By Eric Morath and Kim Mackrael
The number of workers seeking new unemployment benefits has
plateaued at a historically high level, showing that many Americans
are still losing their jobs amid a broadly healing labor
Weekly jobless benefit applications, historically a proxy for
layoffs, have held between 1 million and 2 million since late May,
and economists expect the figure will remain in that range again
for the week ended July 4. The Labor Department will release fresh
data at 8:30 a.m. ET on Thursday.
The level of new claims has eased from the 6.9 million peak
touched in mid-March when the coronavirus pandemic and mandated
businesses closures shut down wide swaths of the U.S. economy. But
the recent levels are still well above the highest week on record
before this year, which was 695,000 in 1982.
Thursday's report, however, may not give a clear view into the
labor market. The Independence Day holiday, observed July 3,
reduced the number of business days applicants had to file. It is
not required for a worker to seek benefits the same week they are
laid off. Also, the seasonally adjusted data tend to be volatile
around major holidays, because the timing differs slightly from
year to year.
The number of Americans receiving ongoing unemployment benefits
has held near 20 million in recent weeks, down from a peak of
nearly 25 million in early May, according to the Labor Department.
The leveling of the numbers on unemployment rolls, also known as
continuing claims, suggests new layoffs are being offset by hiring
and recalling of workers.
Employers added a combined 7.5 million jobs in May and June
after shedding 21 million jobs in March and April, separate Labor
Department data showed.
Whether that recent rate of job creation, and relatively lower
pace of layoffs, can continue is in doubt as coronavirus infections
increased in several large states, including Texas and California,
causing authorities to recalibrate reopening plans and creating
renewed uncertainty for many businesses and consumers.
Alyssa D'Angola, a 35-year-old bartender in Austin, Texas, lost
her job at the Golden Goose for a second time in late June when the
state ordered bars to close to stem a resurgence in coronavirus
cases.

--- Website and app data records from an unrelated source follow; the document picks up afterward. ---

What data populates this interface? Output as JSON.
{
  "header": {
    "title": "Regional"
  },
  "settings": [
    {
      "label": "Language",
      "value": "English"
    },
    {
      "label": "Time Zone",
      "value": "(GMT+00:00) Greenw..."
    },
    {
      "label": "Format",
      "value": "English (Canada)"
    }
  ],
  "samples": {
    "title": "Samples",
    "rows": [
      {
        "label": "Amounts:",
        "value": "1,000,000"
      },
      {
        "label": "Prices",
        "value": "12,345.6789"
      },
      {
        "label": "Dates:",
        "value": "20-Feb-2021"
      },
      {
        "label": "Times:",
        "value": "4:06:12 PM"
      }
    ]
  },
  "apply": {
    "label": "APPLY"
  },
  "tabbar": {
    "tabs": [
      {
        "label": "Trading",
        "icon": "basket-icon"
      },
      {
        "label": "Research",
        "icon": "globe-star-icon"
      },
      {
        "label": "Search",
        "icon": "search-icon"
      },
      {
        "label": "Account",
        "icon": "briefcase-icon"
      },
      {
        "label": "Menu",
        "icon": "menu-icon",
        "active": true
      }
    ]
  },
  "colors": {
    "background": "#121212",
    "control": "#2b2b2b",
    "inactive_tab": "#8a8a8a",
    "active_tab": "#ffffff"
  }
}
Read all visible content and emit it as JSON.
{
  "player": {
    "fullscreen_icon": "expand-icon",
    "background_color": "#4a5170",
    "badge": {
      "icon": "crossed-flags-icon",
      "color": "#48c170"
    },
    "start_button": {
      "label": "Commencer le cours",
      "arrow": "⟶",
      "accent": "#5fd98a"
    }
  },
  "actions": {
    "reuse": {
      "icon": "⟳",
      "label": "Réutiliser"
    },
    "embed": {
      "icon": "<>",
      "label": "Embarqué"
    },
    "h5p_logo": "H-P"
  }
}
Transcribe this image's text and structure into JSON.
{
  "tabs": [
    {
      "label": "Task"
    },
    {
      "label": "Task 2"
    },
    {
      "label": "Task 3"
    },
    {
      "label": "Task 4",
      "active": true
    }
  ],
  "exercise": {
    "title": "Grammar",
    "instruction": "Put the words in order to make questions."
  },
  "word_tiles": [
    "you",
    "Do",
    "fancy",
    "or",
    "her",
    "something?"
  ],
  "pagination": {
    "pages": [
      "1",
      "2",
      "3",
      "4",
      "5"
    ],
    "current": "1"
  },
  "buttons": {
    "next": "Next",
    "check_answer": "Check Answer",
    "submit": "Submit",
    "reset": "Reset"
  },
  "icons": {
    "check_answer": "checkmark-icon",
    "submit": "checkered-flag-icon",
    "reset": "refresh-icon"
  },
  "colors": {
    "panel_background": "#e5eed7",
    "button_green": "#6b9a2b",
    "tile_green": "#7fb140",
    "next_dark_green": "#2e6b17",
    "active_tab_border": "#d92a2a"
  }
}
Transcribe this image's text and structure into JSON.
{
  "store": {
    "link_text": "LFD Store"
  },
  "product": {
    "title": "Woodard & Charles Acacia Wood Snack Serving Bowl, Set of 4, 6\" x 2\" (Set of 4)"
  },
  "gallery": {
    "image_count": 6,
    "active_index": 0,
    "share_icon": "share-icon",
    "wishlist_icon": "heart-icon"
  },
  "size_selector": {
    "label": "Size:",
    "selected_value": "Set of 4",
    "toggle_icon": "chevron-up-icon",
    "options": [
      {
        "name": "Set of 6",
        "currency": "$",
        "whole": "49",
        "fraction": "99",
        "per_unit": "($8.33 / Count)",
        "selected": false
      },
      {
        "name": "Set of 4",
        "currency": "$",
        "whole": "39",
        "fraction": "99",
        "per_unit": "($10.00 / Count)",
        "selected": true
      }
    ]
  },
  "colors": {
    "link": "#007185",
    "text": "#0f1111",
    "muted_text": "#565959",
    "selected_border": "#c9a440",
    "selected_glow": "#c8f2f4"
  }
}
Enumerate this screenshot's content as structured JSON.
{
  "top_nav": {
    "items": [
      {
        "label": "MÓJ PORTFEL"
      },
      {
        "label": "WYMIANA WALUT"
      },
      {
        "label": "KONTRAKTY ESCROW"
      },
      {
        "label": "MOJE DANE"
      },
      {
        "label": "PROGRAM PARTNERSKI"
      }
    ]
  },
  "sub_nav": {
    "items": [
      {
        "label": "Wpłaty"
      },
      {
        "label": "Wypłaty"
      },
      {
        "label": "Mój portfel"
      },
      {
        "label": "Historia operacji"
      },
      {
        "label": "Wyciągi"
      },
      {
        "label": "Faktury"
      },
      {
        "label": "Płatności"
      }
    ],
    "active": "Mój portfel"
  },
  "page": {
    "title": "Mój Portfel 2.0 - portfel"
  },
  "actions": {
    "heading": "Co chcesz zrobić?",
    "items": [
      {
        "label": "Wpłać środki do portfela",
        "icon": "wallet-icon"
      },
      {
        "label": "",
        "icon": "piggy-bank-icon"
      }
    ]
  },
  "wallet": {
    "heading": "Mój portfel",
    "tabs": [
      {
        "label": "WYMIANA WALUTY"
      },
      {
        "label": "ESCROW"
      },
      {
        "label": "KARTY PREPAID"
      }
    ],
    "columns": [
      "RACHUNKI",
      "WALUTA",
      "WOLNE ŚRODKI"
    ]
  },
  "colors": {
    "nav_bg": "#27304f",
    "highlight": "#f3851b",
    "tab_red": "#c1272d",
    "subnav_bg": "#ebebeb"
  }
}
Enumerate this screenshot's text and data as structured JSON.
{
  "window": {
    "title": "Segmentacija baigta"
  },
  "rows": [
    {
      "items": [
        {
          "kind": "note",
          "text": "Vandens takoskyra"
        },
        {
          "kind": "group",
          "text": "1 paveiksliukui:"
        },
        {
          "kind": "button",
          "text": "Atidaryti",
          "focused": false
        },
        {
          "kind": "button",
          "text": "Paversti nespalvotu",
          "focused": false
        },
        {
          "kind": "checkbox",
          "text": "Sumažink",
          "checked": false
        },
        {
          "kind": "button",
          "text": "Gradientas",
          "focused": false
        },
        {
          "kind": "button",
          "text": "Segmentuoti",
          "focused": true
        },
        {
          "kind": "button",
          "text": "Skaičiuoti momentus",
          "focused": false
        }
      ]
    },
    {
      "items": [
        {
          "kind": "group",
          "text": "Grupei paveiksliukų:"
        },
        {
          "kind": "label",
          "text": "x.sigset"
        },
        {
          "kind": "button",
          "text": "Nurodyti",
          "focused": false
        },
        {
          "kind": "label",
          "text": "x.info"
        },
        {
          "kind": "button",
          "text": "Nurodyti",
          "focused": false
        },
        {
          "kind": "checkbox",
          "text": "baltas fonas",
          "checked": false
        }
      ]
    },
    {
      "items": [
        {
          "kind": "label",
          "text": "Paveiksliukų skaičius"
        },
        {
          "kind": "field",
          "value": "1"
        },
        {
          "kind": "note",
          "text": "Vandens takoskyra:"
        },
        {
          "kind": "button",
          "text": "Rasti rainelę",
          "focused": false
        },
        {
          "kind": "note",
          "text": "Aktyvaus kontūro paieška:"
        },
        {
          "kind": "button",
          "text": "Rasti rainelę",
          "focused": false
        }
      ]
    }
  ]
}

She had only been back at work for five weeks when the
second closure began.
Ms. D'Angola said she was able to delay her mortgage payments
beginning in the spring and is receiving unemployment benefits,
including a $600 weekly top up from the federal government. That
extra benefit is set to expire at the end of this month. "When all
this stuff runs out, I don't know where I'm going to be," she
Many economists, including Bradley Hardy at American University
in Washington, D.C., expect overall employment growth will
continue, but at a significantly slower pace than over the past two
"When you see the rising number of cases," he said, "you have to
ask to what degree will that tamp down foot traffic and spending,
and ultimately employment."
Several large employers have signaled future pullbacks.
United Airlines Holdings Inc. told 36,000 employees, about half
its U.S. workforce, on Wednesday that they could be furloughed from
Oct. 1 because of the pandemic-driven slump in passenger demand.
Clothing retailer Brooks Brothers, which filed for bankruptcy this
week, has permanently closed 50 stores due to the pandemic.
McDonald's Corp. and Apple Inc. are among the companies that have
halted plans to reopen stores or announced new temporary
Still, some businesses are seeing a marked pick up and are
recalling workers this summer.
Geoff Wolpert, owner of the Peddler Steakhouse and the Park
Grill restaurants in tourism hub Gatlinburg, Tenn., laid off 138 of
his 147 employees in late March, when the restaurants temporarily
closed. About two-thirds of those workers were able to apply for
unemployment benefits, he said. Mr. Wolpert also emptied the
restaurants' freezers, making 180 seven-day food boxes for staff
The two restaurants reopened a week apart in late May. "I'm
going to want to remember those for the rest of my life," he said
of the reopening days. All employees were recalled, though 16 chose
not to return.
After reopening, sales at the restaurants were initially half
the previous year's amount, but in recent weeks, revenue returned
to the 2019 level, he said.
The bulk of hiring in recent months has come from businesses
recalling workers to their former jobs, said Joaquin Alfredo-Angel
Rubalcaba, an economist at the University of North Carolina. With
all states at least partially lifting restrictions imposed this
spring to limit the spread of Covid-19, he expects rehiring will
contribute less to overall employment gains in the coming
Matching unemployed workers to new jobs will be a slower
process, Mr. Rubalcaba said. Firms are likely to face increased
costs for employee health benefits and unemployment insurance, and
remain uncertain about the path of the economy, he said.
"We're attempting to confront a public-health crisis, but
haven't been successful in doing that," Mr. Rubalcaba said. "That
makes it hard to have a lot of confidence that the economy will
continue to get better."
--Justin Baer contributed to this article.
Write to Eric Morath at firstname.lastname@example.org and Kim Mackrael at
(END) Dow Jones Newswires
July 09, 2020 05:44 ET (09:44 GMT)
Copyright (c) 2020 Dow Jones & Company, Inc.